## Source records

((

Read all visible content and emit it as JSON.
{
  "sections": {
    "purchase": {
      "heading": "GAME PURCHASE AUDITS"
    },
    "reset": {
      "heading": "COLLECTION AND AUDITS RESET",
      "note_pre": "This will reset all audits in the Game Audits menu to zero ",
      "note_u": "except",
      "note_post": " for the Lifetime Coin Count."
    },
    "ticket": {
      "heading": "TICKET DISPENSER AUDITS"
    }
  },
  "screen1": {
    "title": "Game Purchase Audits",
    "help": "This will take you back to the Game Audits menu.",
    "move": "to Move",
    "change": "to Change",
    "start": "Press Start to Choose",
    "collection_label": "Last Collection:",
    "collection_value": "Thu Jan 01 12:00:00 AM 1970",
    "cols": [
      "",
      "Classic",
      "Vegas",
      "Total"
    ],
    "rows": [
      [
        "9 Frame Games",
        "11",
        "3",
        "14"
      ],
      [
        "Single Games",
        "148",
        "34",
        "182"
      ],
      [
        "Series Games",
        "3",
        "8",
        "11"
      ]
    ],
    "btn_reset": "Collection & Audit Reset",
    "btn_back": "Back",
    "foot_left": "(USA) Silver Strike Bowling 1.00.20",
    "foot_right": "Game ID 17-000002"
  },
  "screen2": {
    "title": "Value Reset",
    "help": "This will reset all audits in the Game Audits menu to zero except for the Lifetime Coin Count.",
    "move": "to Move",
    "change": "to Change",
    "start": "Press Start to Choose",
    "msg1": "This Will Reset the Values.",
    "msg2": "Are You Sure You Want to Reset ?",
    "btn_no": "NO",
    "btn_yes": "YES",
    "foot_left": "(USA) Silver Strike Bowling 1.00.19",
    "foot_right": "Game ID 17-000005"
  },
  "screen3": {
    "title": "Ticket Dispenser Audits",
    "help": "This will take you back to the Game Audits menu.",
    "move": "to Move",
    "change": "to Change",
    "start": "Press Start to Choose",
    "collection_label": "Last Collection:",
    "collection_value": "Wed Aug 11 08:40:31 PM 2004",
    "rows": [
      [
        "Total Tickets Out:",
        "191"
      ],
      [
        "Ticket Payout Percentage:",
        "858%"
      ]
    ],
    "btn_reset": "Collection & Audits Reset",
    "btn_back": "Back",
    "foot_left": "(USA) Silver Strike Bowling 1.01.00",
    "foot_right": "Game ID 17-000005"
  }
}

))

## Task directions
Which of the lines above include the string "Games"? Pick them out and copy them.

## Solved problem
        "9 Frame Games",
        "Single Games",
        "Series Games",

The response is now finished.